**WORK TO COMPLETE:** Check every line of the entries for "reservation", and copy the lines that hold it.

____ RECORDS SHOWN

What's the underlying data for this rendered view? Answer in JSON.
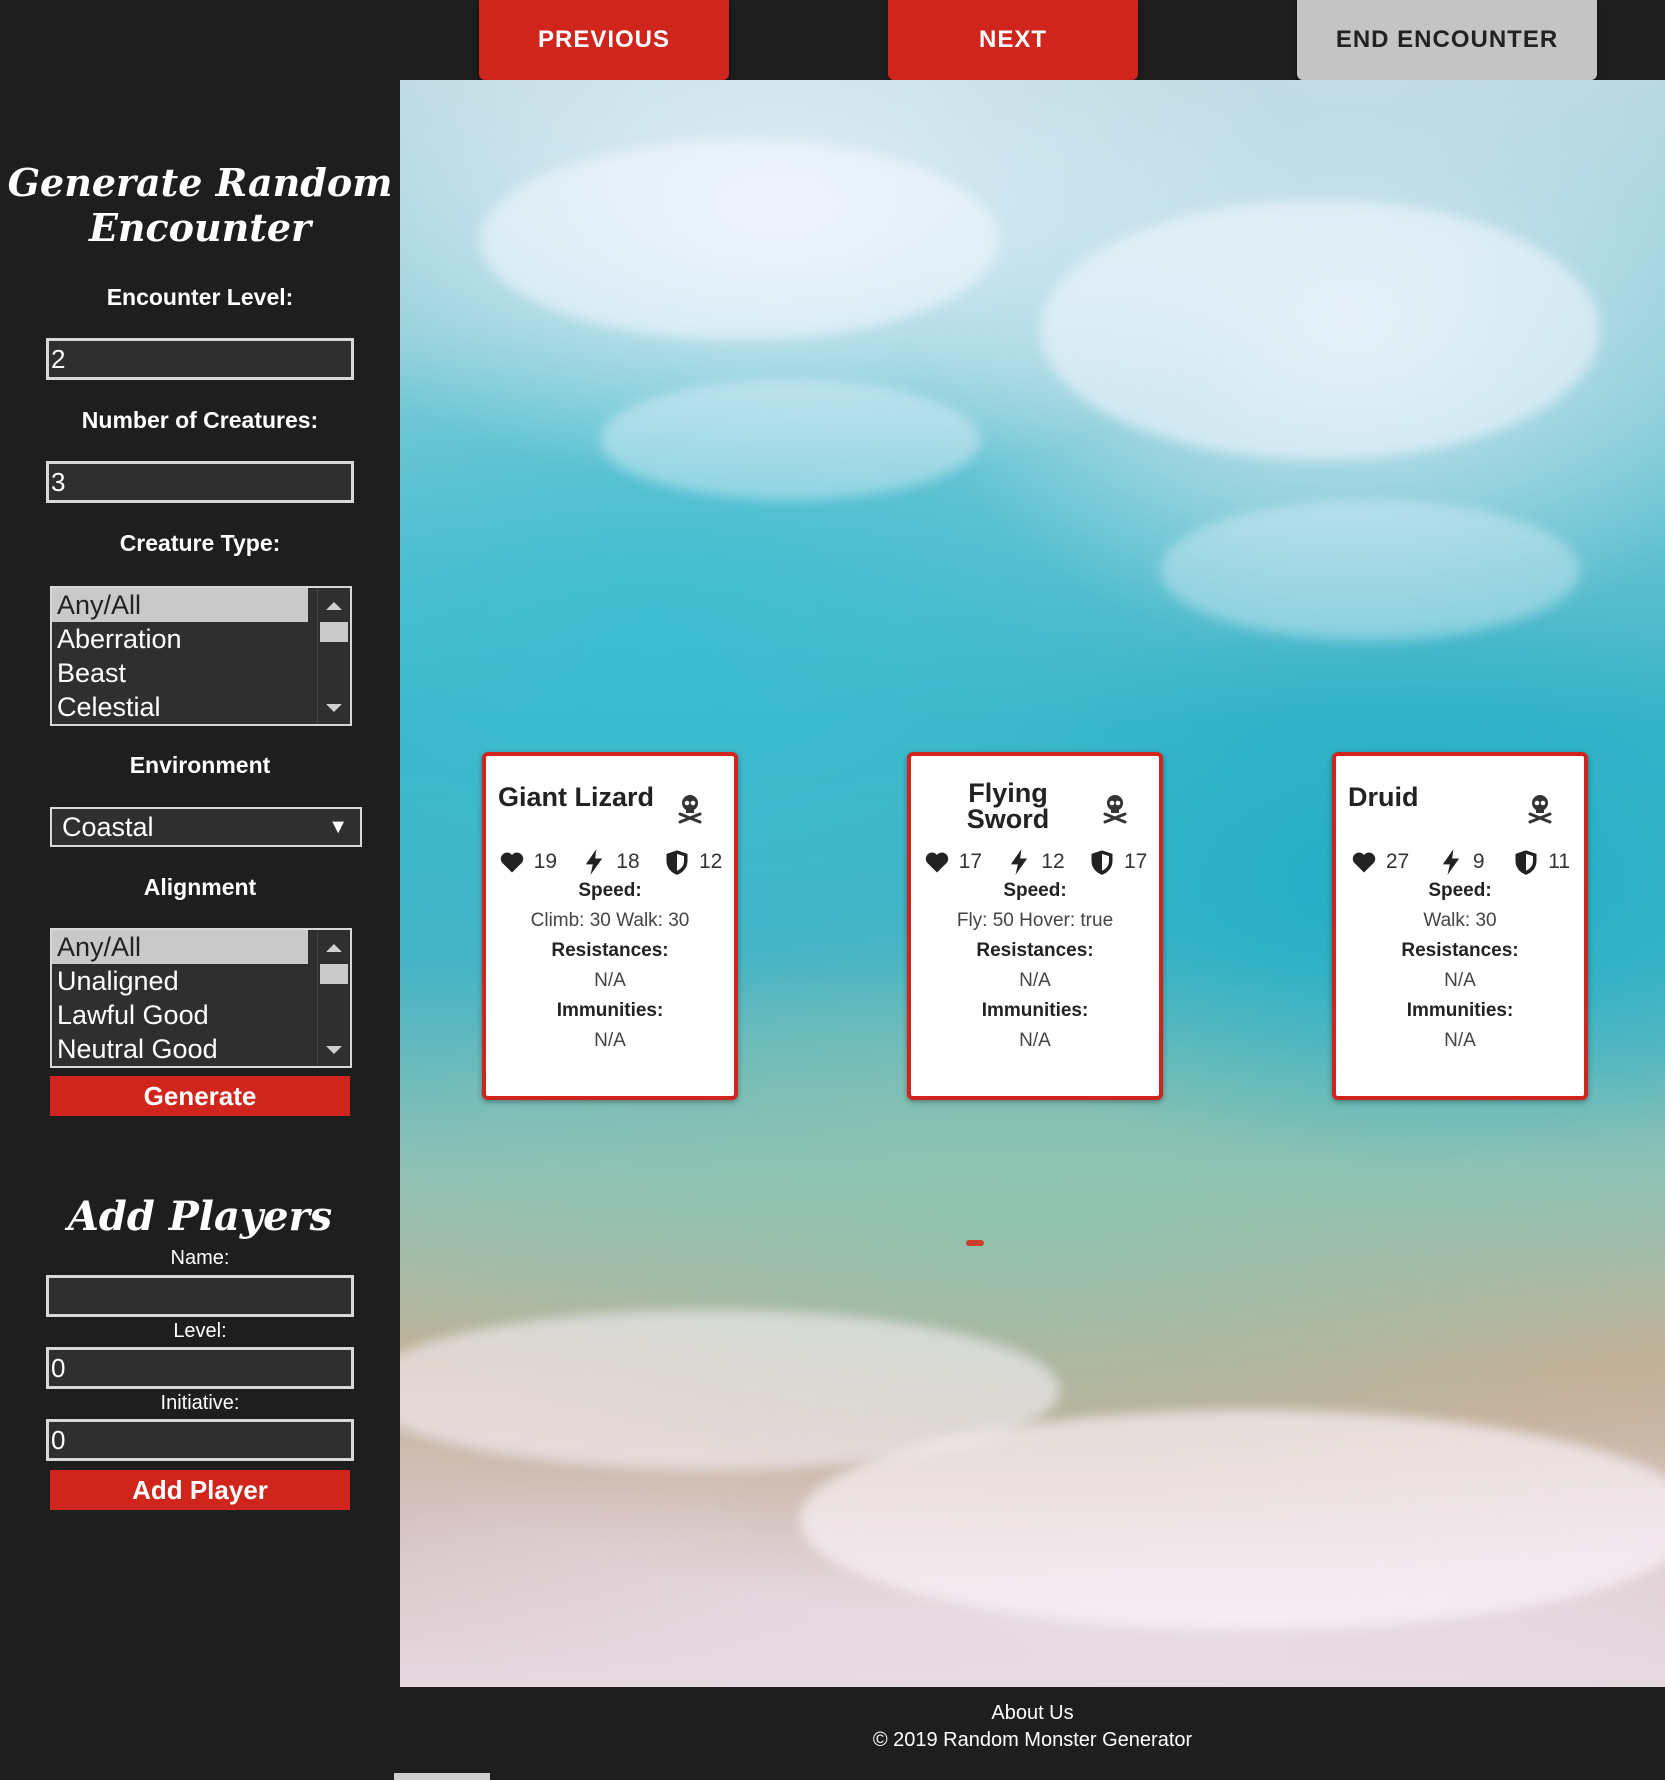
{
  "topbar": {
    "previous_label": "PREVIOUS",
    "next_label": "NEXT",
    "end_label": "END ENCOUNTER"
  },
  "sidebar": {
    "generate_title_line1": "Generate Random",
    "generate_title_line2": "Encounter",
    "encounter_level_label": "Encounter Level:",
    "encounter_level_value": "2",
    "num_creatures_label": "Number of Creatures:",
    "num_creatures_value": "3",
    "creature_type_label": "Creature Type:",
    "creature_types": [
      "Any/All",
      "Aberration",
      "Beast",
      "Celestial"
    ],
    "creature_type_selected": "Any/All",
    "environment_label": "Environment",
    "environment_value": "Coastal",
    "alignment_label": "Alignment",
    "alignments": [
      "Any/All",
      "Unaligned",
      "Lawful Good",
      "Neutral Good"
    ],
    "alignment_selected": "Any/All",
    "generate_button": "Generate",
    "add_players_title": "Add Players",
    "name_label": "Name:",
    "name_value": "",
    "level_label": "Level:",
    "level_value": "0",
    "initiative_label": "Initiative:",
    "initiative_value": "0",
    "add_player_button": "Add Player"
  },
  "cards": [
    {
      "name": "Giant Lizard",
      "hp": "19",
      "initiative": "18",
      "ac": "12",
      "speed_label": "Speed:",
      "speed": "Climb: 30 Walk: 30",
      "resistances_label": "Resistances:",
      "resistances": "N/A",
      "immunities_label": "Immunities:",
      "immunities": "N/A"
    },
    {
      "name_line1": "Flying",
      "name_line2": "Sword",
      "hp": "17",
      "initiative": "12",
      "ac": "17",
      "speed_label": "Speed:",
      "speed": "Fly: 50 Hover: true",
      "resistances_label": "Resistances:",
      "resistances": "N/A",
      "immunities_label": "Immunities:",
      "immunities": "N/A"
    },
    {
      "name": "Druid",
      "hp": "27",
      "initiative": "9",
      "ac": "11",
      "speed_label": "Speed:",
      "speed": "Walk: 30",
      "resistances_label": "Resistances:",
      "resistances": "N/A",
      "immunities_label": "Immunities:",
      "immunities": "N/A"
    }
  ],
  "icons": {
    "hp": "heart-icon",
    "initiative": "lightning-icon",
    "ac": "shield-icon",
    "remove": "skull-icon"
  },
  "footer": {
    "about_label": "About Us",
    "copyright": "© 2019 Random Monster Generator"
  },
  "colors": {
    "accent": "#d0251c",
    "background": "#1e1e1e",
    "end_button": "#c4c4c4"
  }
}
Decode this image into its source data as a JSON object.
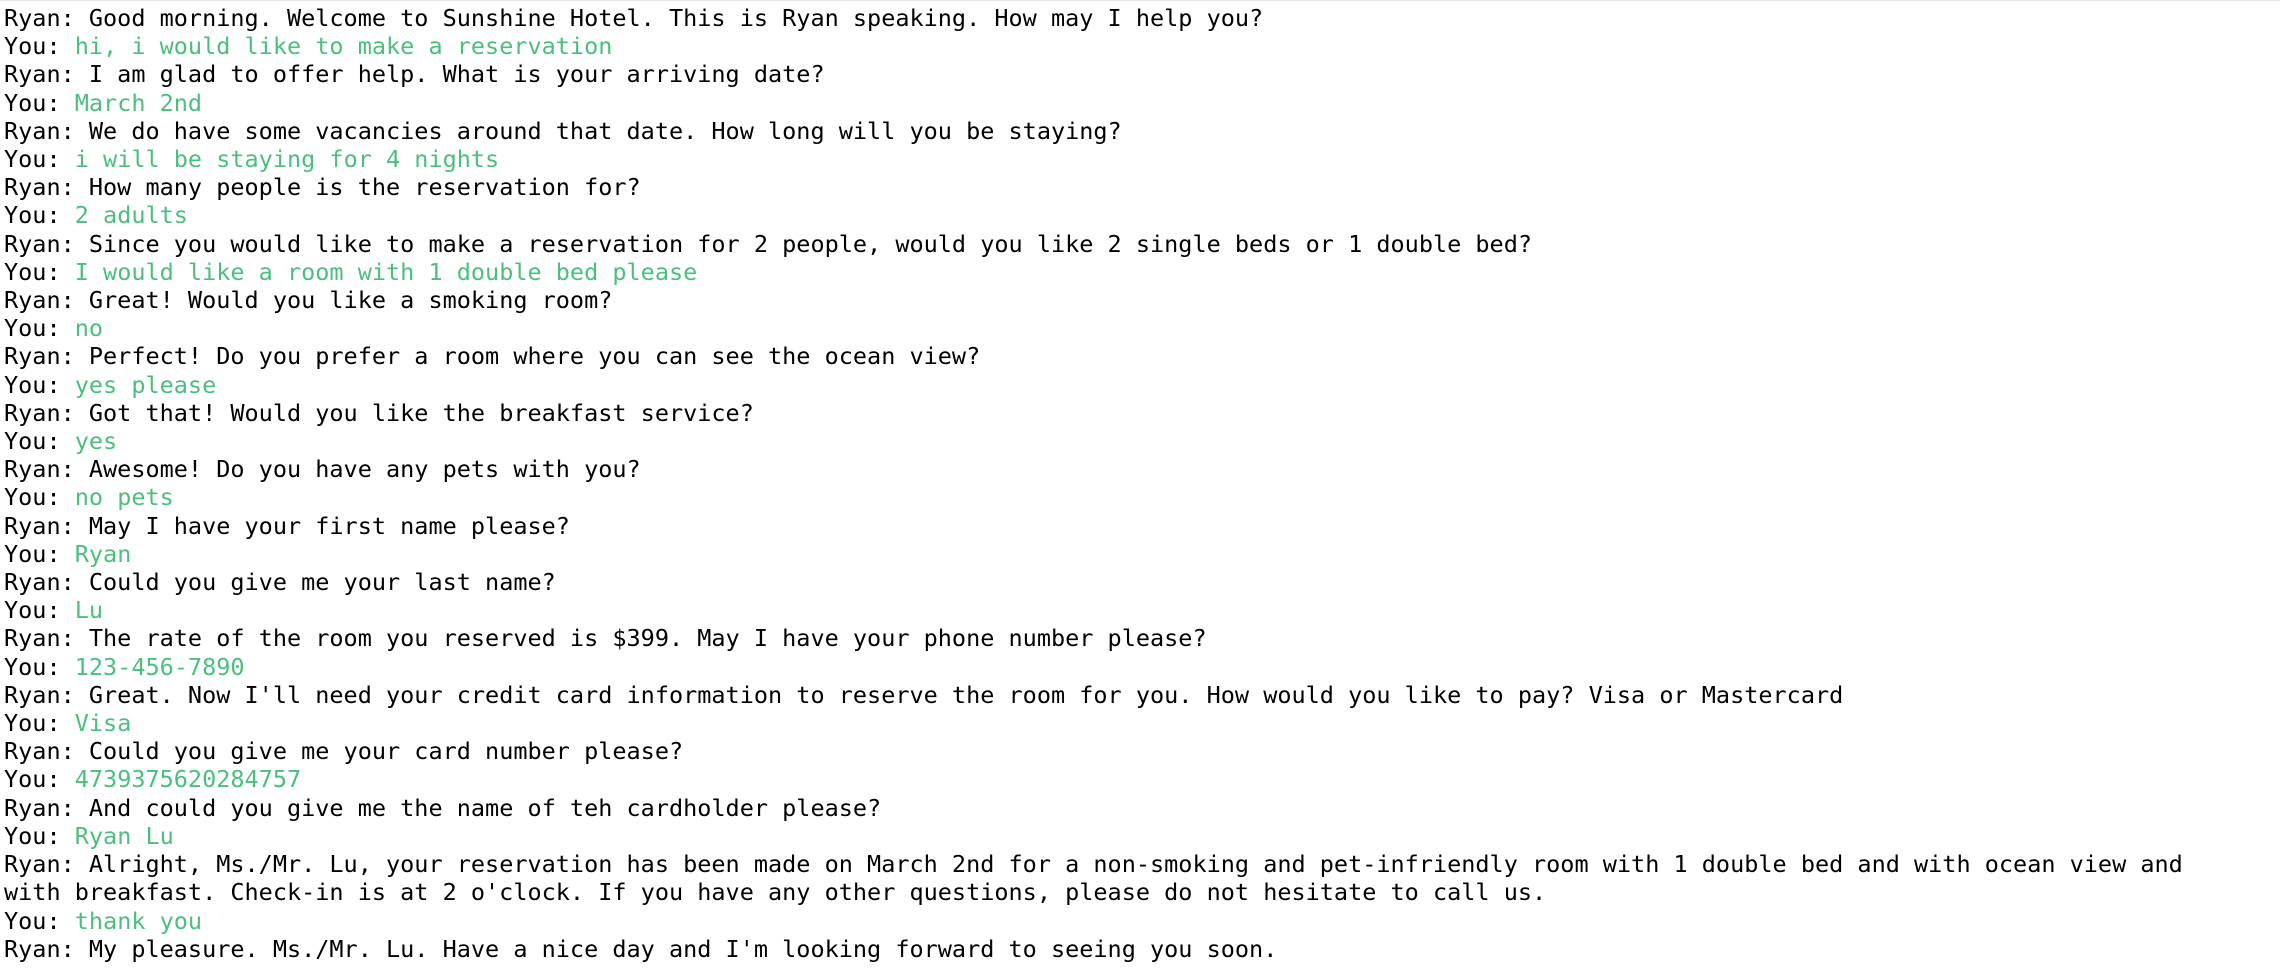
{
  "colors": {
    "background": "#ffffff",
    "agent_text": "#000000",
    "user_text": "#4cbf7e"
  },
  "conversation": [
    {
      "speaker": "Ryan: ",
      "role": "agent",
      "text": "Good morning. Welcome to Sunshine Hotel. This is Ryan speaking. How may I help you?"
    },
    {
      "speaker": "You: ",
      "role": "user",
      "text": "hi, i would like to make a reservation"
    },
    {
      "speaker": "Ryan: ",
      "role": "agent",
      "text": "I am glad to offer help. What is your arriving date?"
    },
    {
      "speaker": "You: ",
      "role": "user",
      "text": "March 2nd"
    },
    {
      "speaker": "Ryan: ",
      "role": "agent",
      "text": "We do have some vacancies around that date. How long will you be staying?"
    },
    {
      "speaker": "You: ",
      "role": "user",
      "text": "i will be staying for 4 nights"
    },
    {
      "speaker": "Ryan: ",
      "role": "agent",
      "text": "How many people is the reservation for?"
    },
    {
      "speaker": "You: ",
      "role": "user",
      "text": "2 adults"
    },
    {
      "speaker": "Ryan: ",
      "role": "agent",
      "text": "Since you would like to make a reservation for 2 people, would you like 2 single beds or 1 double bed?"
    },
    {
      "speaker": "You: ",
      "role": "user",
      "text": "I would like a room with 1 double bed please"
    },
    {
      "speaker": "Ryan: ",
      "role": "agent",
      "text": "Great! Would you like a smoking room?"
    },
    {
      "speaker": "You: ",
      "role": "user",
      "text": "no"
    },
    {
      "speaker": "Ryan: ",
      "role": "agent",
      "text": "Perfect! Do you prefer a room where you can see the ocean view?"
    },
    {
      "speaker": "You: ",
      "role": "user",
      "text": "yes please"
    },
    {
      "speaker": "Ryan: ",
      "role": "agent",
      "text": "Got that! Would you like the breakfast service?"
    },
    {
      "speaker": "You: ",
      "role": "user",
      "text": "yes"
    },
    {
      "speaker": "Ryan: ",
      "role": "agent",
      "text": "Awesome! Do you have any pets with you?"
    },
    {
      "speaker": "You: ",
      "role": "user",
      "text": "no pets"
    },
    {
      "speaker": "Ryan: ",
      "role": "agent",
      "text": "May I have your first name please?"
    },
    {
      "speaker": "You: ",
      "role": "user",
      "text": "Ryan"
    },
    {
      "speaker": "Ryan: ",
      "role": "agent",
      "text": "Could you give me your last name?"
    },
    {
      "speaker": "You: ",
      "role": "user",
      "text": "Lu"
    },
    {
      "speaker": "Ryan: ",
      "role": "agent",
      "text": "The rate of the room you reserved is $399. May I have your phone number please?"
    },
    {
      "speaker": "You: ",
      "role": "user",
      "text": "123-456-7890"
    },
    {
      "speaker": "Ryan: ",
      "role": "agent",
      "text": "Great. Now I'll need your credit card information to reserve the room for you. How would you like to pay? Visa or Mastercard"
    },
    {
      "speaker": "You: ",
      "role": "user",
      "text": "Visa"
    },
    {
      "speaker": "Ryan: ",
      "role": "agent",
      "text": "Could you give me your card number please?"
    },
    {
      "speaker": "You: ",
      "role": "user",
      "text": "4739375620284757"
    },
    {
      "speaker": "Ryan: ",
      "role": "agent",
      "text": "And could you give me the name of teh cardholder please?"
    },
    {
      "speaker": "You: ",
      "role": "user",
      "text": "Ryan Lu"
    },
    {
      "speaker": "Ryan: ",
      "role": "agent",
      "text": "Alright, Ms./Mr. Lu, your reservation has been made on March 2nd for a non-smoking and pet-infriendly room with 1 double bed and with ocean view and with breakfast. Check-in is at 2 o'clock. If you have any other questions, please do not hesitate to call us."
    },
    {
      "speaker": "You: ",
      "role": "user",
      "text": "thank you"
    },
    {
      "speaker": "Ryan: ",
      "role": "agent",
      "text": "My pleasure. Ms./Mr. Lu. Have a nice day and I'm looking forward to seeing you soon."
    }
  ]
}
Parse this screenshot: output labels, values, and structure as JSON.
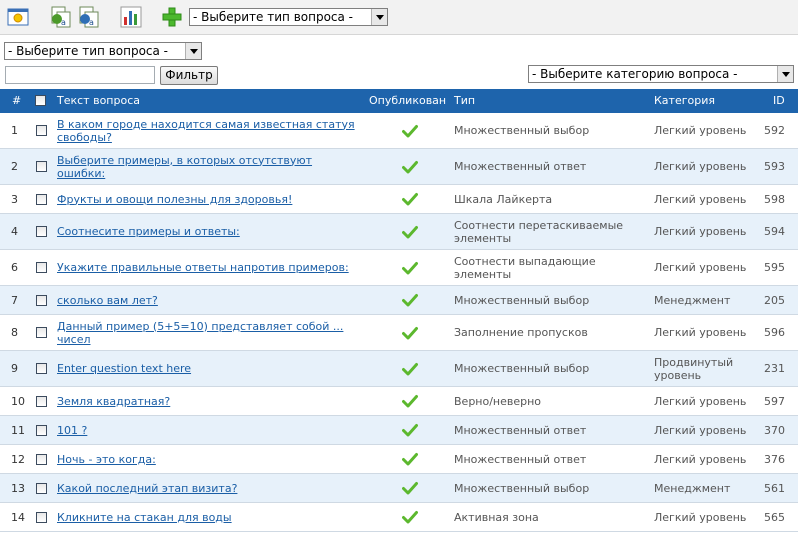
{
  "toolbar": {
    "icons": [
      "new-question-icon",
      "copy-question-icon",
      "move-question-icon",
      "report-chart-icon",
      "add-icon"
    ],
    "type_select": "- Выберите тип вопроса -"
  },
  "filters": {
    "type_select": "- Выберите тип вопроса -",
    "search_value": "",
    "filter_button": "Фильтр",
    "category_select": "- Выберите категорию вопроса -"
  },
  "table": {
    "headers": {
      "num": "#",
      "question": "Текст вопроса",
      "published": "Опубликован",
      "type": "Тип",
      "category": "Категория",
      "id": "ID"
    },
    "rows": [
      {
        "num": "1",
        "question": "В каком городе находится самая известная статуя свободы?",
        "type": "Множественный выбор",
        "category": "Легкий уровень",
        "id": "592"
      },
      {
        "num": "2",
        "question": "Выберите примеры, в которых отсутствуют ошибки:",
        "type": "Множественный ответ",
        "category": "Легкий уровень",
        "id": "593"
      },
      {
        "num": "3",
        "question": "Фрукты и овощи полезны для здоровья!",
        "type": "Шкала Лайкерта",
        "category": "Легкий уровень",
        "id": "598"
      },
      {
        "num": "4",
        "question": "Соотнесите примеры и ответы:",
        "type": "Соотнести перетаскиваемые элементы",
        "category": "Легкий уровень",
        "id": "594"
      },
      {
        "num": "6",
        "question": "Укажите правильные ответы напротив примеров:",
        "type": "Соотнести выпадающие элементы",
        "category": "Легкий уровень",
        "id": "595"
      },
      {
        "num": "7",
        "question": "сколько вам лет?",
        "type": "Множественный выбор",
        "category": "Менеджмент",
        "id": "205"
      },
      {
        "num": "8",
        "question": "Данный пример (5+5=10) представляет собой ... чисел",
        "type": "Заполнение пропусков",
        "category": "Легкий уровень",
        "id": "596"
      },
      {
        "num": "9",
        "question": "Enter question text here",
        "type": "Множественный выбор",
        "category": "Продвинутый уровень",
        "id": "231"
      },
      {
        "num": "10",
        "question": "Земля квадратная?",
        "type": "Верно/неверно",
        "category": "Легкий уровень",
        "id": "597"
      },
      {
        "num": "11",
        "question": "101 ?",
        "type": "Множественный ответ",
        "category": "Легкий уровень",
        "id": "370"
      },
      {
        "num": "12",
        "question": "Ночь - это когда:",
        "type": "Множественный ответ",
        "category": "Легкий уровень",
        "id": "376"
      },
      {
        "num": "13",
        "question": "Какой последний этап визита?",
        "type": "Множественный выбор",
        "category": "Менеджмент",
        "id": "561"
      },
      {
        "num": "14",
        "question": "Кликните на стакан для воды",
        "type": "Активная зона",
        "category": "Легкий уровень",
        "id": "565"
      }
    ]
  },
  "colors": {
    "header_bg": "#1e64ac",
    "row_alt_bg": "#e7f1fa",
    "link": "#1a5ea6",
    "published_check": "#5cb82e"
  }
}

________

**SOLUTION TO THIS TASK:**
      "text": "hi, i would like to make a reservation"
      "text": "How many people is the reservation for?"
      "text": "Since you would like to make a reservation for 2 people, would you like 2 single beds or 1 double bed?"
      "text": "Alright, Ms./Mr. Lu, your reservation has been made on March 2nd for a non-smoking and pet-infriendly room with 1 double bed and with ocean view and with breakfast. Check-in is at 2 o'clock. If you have any other questions, please do not hesitate to call us."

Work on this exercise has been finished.